It is easy to paint, when the environmental conditions are optimal. The sun is out, and the air is dry and moderately cool.
On many occasions, painting must be done in less than suitable conditions. It may be overcast, humid, or confined.
Some of it is a matter of choice. Also, the pressure to get the job done promptly.
The ability to adapt to environmental changes and conditions allows a painter much greater flexibility, that he or she might not see in set conditions.
TIPS FOR ADAPTING FOR THE ENVIRONMENT
- When work is to be done outdoors, and whenever possible, select days that allow for the paint to dry properly, and you to work efficiently. Example: I’ve worked under humid conditions before only to see the paint run off the walls. The employer ignored recommendations to wait till conditions had improved.
- It is possible to enhance your working environment. Wear a hat when working in the sun. When working indoors, use a portable fan or air conditioner to improve air circulation. Some conditions, coupled with certain products, require the use of an organic vapor respirator, or a self-sustaining breathing apparatus. TIP: The driest possible air is essential for painting. At times, it is not possible.
- Minimize or adapt to toxic exposure by wearing protective head-to-toe clothing, gloves and safety goggles. Also, use a organic vapor respirator/fresh air supply system. Limit skin and breathing/respiratory exposure. Especially, chemicals, industrial solvents, and mold and mildew.
- Provide adequate ventilation, when working with chemicals. Even latex paints can cause breathing problems, and oxygen levels in the blood to decrease.
Working conditions can be altered in such a way as to not affect the quality or productivity of your work.
Take some time, forethought, and planning to improve where you work. And, to maximize the safety and health conditions in that work environment. On a daily basis.

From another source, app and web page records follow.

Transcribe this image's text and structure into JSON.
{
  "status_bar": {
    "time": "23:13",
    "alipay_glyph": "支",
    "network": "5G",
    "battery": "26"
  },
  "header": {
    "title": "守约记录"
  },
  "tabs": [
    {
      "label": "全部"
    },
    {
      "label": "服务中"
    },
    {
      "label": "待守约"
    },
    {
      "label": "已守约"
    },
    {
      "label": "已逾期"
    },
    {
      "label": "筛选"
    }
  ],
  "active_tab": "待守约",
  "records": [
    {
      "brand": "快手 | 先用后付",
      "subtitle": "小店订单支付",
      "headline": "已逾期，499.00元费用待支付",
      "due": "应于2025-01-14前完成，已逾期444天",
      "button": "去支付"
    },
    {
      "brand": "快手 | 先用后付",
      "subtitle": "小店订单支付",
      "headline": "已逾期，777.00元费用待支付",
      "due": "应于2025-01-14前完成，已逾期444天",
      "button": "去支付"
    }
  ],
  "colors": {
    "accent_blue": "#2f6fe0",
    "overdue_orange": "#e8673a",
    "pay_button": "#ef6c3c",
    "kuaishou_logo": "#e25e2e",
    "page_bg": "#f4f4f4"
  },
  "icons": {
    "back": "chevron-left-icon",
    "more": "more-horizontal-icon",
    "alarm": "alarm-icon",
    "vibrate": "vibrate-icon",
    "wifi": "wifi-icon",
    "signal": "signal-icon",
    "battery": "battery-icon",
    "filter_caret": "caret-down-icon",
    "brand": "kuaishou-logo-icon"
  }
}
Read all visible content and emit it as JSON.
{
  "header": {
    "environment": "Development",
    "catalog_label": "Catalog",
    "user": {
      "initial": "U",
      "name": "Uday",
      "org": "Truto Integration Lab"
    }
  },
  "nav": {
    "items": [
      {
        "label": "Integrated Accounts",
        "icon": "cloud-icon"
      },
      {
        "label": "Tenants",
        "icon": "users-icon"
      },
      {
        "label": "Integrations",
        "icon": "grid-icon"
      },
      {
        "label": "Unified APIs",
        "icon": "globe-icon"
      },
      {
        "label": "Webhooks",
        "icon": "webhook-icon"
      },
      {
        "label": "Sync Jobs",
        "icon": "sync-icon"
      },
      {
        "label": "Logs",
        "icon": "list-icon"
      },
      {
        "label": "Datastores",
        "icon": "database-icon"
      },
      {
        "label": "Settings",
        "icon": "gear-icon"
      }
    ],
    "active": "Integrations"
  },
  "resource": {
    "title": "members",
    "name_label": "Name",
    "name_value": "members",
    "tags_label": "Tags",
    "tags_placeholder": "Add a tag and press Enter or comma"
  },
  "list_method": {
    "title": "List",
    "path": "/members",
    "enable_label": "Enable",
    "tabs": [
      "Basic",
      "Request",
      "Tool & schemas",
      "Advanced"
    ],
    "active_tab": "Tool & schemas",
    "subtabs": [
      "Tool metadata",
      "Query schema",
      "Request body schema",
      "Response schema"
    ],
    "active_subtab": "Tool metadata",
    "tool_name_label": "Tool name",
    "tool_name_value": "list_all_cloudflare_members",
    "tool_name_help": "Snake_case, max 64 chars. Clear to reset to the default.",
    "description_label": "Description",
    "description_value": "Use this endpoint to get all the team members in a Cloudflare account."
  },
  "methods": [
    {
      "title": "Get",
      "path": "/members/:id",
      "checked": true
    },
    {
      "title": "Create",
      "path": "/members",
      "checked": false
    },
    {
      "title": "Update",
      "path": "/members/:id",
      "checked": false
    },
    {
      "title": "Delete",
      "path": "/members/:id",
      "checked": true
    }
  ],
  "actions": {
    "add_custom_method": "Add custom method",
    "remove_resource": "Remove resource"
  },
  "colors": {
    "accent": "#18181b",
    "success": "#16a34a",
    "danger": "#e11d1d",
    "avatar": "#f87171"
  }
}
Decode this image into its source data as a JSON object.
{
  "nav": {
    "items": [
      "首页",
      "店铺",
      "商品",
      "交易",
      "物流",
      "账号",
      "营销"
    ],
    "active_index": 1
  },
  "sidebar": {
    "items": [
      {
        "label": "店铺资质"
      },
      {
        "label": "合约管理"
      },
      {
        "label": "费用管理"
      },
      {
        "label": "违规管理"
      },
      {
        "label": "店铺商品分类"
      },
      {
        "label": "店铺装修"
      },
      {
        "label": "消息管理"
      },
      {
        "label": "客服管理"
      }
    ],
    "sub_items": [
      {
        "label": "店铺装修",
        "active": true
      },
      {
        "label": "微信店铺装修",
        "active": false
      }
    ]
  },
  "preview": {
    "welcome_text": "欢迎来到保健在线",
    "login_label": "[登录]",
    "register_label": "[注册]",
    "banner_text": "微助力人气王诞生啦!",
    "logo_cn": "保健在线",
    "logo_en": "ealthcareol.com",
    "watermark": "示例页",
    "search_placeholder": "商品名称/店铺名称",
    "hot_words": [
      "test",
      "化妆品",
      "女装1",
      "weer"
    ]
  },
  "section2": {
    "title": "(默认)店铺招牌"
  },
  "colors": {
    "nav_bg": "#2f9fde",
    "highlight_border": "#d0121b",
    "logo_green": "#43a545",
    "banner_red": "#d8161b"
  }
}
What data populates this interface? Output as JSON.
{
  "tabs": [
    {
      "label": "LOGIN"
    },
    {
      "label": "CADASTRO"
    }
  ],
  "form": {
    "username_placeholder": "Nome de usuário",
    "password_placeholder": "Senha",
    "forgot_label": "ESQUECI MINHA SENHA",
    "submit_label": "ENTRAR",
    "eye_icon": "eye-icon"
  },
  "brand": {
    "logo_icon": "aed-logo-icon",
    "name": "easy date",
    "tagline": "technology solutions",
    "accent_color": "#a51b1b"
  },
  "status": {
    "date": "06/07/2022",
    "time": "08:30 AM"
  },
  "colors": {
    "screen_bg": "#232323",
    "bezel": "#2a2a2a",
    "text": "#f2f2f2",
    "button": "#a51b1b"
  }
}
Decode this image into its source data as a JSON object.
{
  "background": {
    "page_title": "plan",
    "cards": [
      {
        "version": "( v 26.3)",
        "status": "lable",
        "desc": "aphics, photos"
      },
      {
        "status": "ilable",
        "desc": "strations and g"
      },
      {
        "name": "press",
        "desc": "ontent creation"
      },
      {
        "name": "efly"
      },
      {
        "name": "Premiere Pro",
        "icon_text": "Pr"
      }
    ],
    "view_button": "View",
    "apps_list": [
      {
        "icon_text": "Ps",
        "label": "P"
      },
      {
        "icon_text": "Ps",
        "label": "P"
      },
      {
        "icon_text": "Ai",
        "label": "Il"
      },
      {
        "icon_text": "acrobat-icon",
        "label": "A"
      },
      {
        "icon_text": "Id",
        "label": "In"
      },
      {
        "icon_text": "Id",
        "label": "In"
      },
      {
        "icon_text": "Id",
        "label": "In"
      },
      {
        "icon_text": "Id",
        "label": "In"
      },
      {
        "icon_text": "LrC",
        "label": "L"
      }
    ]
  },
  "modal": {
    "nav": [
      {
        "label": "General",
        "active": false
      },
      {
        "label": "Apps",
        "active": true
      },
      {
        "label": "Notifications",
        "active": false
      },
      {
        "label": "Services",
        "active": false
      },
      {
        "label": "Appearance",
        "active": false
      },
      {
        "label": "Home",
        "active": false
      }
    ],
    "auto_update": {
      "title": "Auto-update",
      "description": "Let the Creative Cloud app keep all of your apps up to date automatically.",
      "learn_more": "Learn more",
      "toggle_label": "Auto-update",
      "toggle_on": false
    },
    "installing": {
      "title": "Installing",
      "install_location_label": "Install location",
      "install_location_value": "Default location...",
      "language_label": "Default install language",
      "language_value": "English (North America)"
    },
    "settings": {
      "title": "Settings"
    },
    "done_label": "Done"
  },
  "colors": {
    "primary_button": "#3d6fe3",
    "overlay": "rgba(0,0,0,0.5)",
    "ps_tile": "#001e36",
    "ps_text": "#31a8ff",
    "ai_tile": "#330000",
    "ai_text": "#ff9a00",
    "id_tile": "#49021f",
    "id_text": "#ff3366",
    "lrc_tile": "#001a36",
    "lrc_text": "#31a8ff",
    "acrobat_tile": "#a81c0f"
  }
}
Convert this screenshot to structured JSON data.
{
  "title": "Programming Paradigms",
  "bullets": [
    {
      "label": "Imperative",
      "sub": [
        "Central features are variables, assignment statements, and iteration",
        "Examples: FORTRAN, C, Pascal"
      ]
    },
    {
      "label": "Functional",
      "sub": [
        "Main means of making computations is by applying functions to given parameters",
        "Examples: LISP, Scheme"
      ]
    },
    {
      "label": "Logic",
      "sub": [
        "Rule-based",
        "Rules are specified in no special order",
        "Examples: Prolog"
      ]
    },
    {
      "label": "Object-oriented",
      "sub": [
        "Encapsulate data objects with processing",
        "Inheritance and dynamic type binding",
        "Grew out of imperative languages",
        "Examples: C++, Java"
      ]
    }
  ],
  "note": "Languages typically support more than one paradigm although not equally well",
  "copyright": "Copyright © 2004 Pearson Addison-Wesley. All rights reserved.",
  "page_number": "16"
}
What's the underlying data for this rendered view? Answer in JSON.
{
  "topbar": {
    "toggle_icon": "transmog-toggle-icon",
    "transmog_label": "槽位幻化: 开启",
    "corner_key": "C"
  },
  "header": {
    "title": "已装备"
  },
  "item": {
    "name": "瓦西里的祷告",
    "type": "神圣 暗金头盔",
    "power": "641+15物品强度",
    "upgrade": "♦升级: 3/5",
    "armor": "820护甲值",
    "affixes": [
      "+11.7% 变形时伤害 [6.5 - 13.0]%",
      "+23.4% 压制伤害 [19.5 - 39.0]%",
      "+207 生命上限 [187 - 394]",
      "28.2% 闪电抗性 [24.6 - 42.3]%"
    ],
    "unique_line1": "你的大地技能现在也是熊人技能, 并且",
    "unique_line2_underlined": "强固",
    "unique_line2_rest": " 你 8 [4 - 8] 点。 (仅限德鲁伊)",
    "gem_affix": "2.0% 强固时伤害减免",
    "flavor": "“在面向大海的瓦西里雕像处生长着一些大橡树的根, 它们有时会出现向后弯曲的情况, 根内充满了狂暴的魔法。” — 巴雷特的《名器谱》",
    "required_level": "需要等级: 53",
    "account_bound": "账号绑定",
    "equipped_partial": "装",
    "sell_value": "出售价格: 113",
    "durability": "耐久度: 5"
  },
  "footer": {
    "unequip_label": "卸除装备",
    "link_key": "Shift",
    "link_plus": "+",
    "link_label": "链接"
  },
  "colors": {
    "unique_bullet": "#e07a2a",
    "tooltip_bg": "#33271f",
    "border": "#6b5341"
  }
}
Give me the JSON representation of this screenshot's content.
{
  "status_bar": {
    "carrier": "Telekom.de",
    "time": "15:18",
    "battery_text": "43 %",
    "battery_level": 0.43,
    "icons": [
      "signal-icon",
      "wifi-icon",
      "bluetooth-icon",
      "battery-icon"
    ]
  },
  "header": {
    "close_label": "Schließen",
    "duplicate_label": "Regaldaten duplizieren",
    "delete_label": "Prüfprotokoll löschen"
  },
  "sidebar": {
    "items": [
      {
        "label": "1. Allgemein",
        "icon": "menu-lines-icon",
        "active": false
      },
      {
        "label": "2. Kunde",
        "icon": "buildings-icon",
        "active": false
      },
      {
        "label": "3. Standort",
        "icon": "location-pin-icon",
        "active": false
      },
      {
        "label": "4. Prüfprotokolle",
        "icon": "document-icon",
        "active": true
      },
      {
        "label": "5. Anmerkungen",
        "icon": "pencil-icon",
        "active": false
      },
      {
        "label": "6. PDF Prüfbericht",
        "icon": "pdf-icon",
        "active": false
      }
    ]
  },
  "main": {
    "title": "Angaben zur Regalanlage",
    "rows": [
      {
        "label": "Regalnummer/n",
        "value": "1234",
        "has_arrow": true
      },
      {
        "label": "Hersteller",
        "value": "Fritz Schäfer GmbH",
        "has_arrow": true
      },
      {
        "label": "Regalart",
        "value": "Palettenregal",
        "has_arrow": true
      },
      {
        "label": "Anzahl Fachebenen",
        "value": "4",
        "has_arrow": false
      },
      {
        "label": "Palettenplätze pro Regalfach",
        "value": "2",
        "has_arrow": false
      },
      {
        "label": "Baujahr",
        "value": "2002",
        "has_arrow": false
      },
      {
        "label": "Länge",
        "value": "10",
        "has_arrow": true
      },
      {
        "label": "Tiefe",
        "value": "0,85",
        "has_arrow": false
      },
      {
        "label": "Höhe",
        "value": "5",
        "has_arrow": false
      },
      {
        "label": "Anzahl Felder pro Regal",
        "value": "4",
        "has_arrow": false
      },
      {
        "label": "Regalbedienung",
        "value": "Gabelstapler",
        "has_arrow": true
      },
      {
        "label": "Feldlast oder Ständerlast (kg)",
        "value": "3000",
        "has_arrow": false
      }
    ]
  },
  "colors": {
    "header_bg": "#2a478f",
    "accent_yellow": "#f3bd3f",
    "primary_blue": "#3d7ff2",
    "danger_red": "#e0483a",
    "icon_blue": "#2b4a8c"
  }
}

Everyone in a painter’s work space plays a role in the health and safety of that environment.
Thank you for visiting “Painting with Bob.”
Copyright 2017. Robert D. Hajtovik. All rights reserved.